» **What the task asks**:
In the records below, find each line containing the word "icon" and copy it.

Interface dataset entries
BEGIN

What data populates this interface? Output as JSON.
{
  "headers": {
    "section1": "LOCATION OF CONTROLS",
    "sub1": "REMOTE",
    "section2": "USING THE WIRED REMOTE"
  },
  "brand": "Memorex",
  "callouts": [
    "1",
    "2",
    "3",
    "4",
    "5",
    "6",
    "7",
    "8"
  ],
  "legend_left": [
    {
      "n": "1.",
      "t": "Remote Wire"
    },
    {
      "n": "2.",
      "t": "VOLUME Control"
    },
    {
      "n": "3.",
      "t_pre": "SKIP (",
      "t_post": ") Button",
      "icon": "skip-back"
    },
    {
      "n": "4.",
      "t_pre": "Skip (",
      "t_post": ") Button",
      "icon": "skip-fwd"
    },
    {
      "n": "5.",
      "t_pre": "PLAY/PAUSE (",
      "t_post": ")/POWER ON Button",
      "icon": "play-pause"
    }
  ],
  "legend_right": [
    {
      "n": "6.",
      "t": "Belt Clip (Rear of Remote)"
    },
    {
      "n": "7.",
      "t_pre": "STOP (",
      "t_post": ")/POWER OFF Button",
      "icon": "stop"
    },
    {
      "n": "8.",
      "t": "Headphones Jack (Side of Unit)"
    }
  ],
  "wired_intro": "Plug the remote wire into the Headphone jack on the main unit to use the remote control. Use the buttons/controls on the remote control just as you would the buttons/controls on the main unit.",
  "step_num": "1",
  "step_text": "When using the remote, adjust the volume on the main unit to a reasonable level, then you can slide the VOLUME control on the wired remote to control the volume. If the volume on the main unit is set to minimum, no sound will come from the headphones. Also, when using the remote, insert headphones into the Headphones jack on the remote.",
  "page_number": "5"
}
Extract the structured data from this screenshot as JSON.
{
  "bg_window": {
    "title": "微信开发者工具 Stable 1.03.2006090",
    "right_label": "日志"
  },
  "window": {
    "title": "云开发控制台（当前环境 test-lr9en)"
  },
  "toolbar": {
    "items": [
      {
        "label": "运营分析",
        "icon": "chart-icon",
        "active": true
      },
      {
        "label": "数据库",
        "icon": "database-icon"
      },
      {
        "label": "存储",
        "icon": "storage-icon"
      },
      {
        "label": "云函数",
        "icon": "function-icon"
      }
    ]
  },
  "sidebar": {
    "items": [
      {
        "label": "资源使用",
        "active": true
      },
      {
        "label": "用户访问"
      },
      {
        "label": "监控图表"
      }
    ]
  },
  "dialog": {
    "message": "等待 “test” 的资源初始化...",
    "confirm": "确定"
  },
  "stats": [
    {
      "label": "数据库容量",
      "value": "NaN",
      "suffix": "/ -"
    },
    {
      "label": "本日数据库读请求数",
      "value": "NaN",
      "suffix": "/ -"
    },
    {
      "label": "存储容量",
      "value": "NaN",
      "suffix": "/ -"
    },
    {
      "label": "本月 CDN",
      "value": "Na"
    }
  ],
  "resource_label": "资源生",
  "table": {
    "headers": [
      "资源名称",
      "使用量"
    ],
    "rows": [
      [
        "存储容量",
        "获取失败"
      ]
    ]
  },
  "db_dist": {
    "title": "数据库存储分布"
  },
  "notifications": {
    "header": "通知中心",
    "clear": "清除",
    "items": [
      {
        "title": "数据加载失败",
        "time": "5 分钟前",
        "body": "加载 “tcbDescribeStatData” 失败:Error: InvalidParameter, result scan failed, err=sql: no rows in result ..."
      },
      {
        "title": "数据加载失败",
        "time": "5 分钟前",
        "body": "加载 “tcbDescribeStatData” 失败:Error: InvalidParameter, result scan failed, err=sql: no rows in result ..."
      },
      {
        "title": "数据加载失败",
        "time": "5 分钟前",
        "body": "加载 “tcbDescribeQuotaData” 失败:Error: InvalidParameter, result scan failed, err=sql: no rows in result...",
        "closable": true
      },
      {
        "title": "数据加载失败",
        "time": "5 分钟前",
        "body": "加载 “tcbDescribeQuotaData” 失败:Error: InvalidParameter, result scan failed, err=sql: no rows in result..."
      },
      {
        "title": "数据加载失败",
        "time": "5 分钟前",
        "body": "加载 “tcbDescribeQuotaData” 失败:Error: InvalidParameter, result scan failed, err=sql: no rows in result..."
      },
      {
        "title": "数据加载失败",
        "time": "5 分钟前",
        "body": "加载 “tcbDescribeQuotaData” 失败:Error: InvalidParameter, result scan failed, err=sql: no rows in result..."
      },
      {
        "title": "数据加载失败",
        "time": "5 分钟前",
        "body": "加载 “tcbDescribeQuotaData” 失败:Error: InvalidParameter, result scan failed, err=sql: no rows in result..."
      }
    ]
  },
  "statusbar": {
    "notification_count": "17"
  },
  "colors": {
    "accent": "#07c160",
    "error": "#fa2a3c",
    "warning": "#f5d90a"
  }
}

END

» **Solution to this exercise**:
      "icon": "skip-back"
      "icon": "skip-fwd"
      "icon": "play-pause"
      "icon": "stop"
        "icon": "chart-icon",
        "icon": "database-icon"
        "icon": "storage-icon"
        "icon": "function-icon"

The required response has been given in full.